$ apt-get --print-uris --reinstall install debian-ports-archive-keyring
Reading package lists... Done
Building dependency tree... Done
Reading state information... Done
The following NEW packages will be installed:
  debian-ports-archive-keyring
0 upgraded, 1 newly installed, 0 to remove and 0 not upgraded.
Need to get 29.7 kB of archives.
After this operation, 52.2 kB of additional disk space will be used.
'http://deb.debian.org/debian/pool/main/d/debian-ports-archive-keyring/debian-ports-archive-keyring_2022.02.15%7edeb11u1_all.deb' debian-ports-archive-keyring_2022.02.15~deb11u1_all.deb 29692 MD5Sum:698ade2c82f6319d63a491231c4f0417

This provides the location where to retrieve the package rather than attempt to download and install it, and along this a size and checksum validating this is the correct package. It will have itself validated this information by verifying the GPG signature of the ..._bullseye_InRelease (or an other release rather than bullseye) file which covers the validity of the ..._main_binary-XXX_Packages file (with XXX the architecture of the other Debian system and which doesn't matter for a package without architecture) providing the information on the target package. Both files are present in /var/lib/apt/lists/.

This allows to download by any mean and in any place (by altering slightly the URL) the package debian-ports-archive-keyring_2022.02.15~deb11u1_all.deb and then verify its size and checksum using for this case md5sum.

Once downloaded and verified , this package can be installed on the target system using dpkg -i ... (it depends on nothing which conveniently avoids having to recursively do this method for every dependency which would be more difficult if there were packages having an architecture), and then the system upgraded as usual. debian-ports-archive-keyring will likely be upgraded in the process.
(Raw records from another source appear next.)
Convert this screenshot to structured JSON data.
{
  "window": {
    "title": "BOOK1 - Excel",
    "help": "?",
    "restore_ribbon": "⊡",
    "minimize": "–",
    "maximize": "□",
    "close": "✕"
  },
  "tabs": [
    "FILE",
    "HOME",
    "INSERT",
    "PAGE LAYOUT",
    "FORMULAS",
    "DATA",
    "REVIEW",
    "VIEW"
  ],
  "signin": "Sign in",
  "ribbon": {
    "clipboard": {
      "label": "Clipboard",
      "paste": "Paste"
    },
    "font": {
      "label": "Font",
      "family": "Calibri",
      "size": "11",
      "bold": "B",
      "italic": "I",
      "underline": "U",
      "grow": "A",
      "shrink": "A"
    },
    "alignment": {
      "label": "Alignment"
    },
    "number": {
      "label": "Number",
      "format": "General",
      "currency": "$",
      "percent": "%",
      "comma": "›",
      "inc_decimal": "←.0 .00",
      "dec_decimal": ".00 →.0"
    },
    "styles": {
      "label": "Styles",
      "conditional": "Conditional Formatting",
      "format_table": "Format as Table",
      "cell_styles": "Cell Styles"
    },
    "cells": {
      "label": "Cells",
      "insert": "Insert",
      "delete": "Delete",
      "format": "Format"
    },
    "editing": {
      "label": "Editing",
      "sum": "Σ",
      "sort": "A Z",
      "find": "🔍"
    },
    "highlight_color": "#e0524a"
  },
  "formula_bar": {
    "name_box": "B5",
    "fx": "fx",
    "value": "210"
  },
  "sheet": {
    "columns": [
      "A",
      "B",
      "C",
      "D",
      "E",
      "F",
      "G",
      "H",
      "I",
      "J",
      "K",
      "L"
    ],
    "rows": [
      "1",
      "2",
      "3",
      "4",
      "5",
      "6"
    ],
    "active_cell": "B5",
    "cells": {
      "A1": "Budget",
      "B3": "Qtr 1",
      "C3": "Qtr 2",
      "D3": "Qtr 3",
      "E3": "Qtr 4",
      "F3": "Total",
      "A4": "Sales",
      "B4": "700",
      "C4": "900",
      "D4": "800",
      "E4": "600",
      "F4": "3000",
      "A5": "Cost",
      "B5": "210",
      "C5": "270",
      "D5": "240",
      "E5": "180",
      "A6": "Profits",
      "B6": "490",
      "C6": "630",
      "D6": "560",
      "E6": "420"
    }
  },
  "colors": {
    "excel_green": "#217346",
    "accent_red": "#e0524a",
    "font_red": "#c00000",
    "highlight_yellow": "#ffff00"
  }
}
7
  • Thank you. When you say "any debian system" would it be possible to do this from an Ubuntu host?
    – Bram
    Commented May 17, 2022 at 18:31
  • @Bram Luckily, the answer is... yes, but it shouldn't be taken for granted: packages.ubuntu.com/jammy/debian-ports-archive-keyring . There's also packages.ubuntu.com/focal/debian-ports-archive-keyring
    – A.B
    Commented May 17, 2022 at 18:33
  • Likewise, Debian provides ubuntu-archive-keyring to add Ubuntu repositories (which is usually a bad idea: wiki.debian.org/DontBreakDebian#Don.27t_make_a_FrankenDebian . I guess it's acceptable for downloading sources and rebuilding when not for this specific case)
    – A.B
    Commented May 17, 2022 at 18:39
  • When installing: dpkg-deb: error: archive 'debian-ports-archive-keyring_2022.02.15_all.deb' uses unknown compression for member 'control.tar.zst', giving up
    – Bram
    Commented May 17, 2022 at 18:49
  • You got an incompatibility between Ubuntu and Debian here: the compression implemented in the package. You could decompress (using ar x, zstd -d and tar -xf) and "force install" it by hand but this becomes increasingly difficult. So it appears this is limited to Debian until Debian uses zstd compression too.
    – A.B
    Commented May 17, 2022 at 18:52

You must log in to answer this question.

Not the answer you're looking for? Browse other questions tagged .